AIM OF THE TASK
Return a copy of every line in the records that includes the word "icon".
··· MATERIALS PROVIDED
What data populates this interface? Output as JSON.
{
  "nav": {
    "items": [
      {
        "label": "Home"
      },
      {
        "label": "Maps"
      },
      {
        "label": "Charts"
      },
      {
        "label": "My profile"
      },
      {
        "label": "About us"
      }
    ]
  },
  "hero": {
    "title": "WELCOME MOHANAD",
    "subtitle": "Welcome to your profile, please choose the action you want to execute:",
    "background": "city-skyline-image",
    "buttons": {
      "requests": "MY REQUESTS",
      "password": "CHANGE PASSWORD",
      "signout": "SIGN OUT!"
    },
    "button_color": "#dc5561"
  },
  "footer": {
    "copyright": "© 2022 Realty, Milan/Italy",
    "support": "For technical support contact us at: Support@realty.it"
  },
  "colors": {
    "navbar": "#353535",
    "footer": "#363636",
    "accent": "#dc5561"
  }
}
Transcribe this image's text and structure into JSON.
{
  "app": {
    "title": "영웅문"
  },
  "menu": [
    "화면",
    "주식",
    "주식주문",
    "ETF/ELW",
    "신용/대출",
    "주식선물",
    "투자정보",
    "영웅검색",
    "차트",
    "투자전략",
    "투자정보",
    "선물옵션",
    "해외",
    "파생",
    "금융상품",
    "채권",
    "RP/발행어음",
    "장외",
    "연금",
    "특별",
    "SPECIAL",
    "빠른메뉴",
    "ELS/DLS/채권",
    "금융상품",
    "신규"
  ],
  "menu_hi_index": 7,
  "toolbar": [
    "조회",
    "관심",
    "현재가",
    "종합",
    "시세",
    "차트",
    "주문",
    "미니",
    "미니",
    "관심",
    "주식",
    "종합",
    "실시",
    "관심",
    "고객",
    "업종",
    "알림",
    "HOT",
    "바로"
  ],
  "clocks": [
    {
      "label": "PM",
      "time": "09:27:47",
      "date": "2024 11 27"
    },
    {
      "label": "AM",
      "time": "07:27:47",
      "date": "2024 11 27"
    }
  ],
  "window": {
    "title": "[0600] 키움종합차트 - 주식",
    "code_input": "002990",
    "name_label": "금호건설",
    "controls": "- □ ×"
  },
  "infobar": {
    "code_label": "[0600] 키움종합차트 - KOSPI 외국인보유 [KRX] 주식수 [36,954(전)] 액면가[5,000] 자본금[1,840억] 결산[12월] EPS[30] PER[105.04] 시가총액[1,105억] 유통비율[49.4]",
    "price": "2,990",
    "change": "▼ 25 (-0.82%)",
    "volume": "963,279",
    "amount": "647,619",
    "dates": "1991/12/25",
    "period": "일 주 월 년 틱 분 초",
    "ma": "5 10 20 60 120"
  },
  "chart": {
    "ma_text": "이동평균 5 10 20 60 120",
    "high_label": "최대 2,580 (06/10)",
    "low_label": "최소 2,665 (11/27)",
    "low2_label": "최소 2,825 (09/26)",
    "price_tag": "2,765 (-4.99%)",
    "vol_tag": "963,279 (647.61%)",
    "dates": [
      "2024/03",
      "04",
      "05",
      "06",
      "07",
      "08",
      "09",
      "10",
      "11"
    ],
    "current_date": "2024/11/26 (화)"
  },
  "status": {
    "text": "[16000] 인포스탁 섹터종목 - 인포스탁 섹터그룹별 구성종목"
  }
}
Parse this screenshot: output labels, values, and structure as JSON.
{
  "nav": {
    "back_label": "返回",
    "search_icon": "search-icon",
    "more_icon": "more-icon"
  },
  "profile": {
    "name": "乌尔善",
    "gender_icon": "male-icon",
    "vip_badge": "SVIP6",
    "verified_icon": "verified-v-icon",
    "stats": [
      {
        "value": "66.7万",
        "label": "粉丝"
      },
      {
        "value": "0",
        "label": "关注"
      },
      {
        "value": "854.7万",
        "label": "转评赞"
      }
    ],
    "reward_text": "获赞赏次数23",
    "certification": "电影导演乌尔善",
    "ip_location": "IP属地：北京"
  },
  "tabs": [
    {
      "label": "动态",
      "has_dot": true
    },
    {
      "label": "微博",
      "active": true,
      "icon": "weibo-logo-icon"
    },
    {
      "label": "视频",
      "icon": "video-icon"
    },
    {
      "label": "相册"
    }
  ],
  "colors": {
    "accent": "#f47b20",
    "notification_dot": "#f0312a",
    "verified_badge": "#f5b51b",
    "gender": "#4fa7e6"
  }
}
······
RESPONSE TO THE TASK
    "search_icon": "search-icon",
    "more_icon": "more-icon"
    "gender_icon": "male-icon",
    "verified_icon": "verified-v-icon",
      "icon": "weibo-logo-icon"
      "icon": "video-icon"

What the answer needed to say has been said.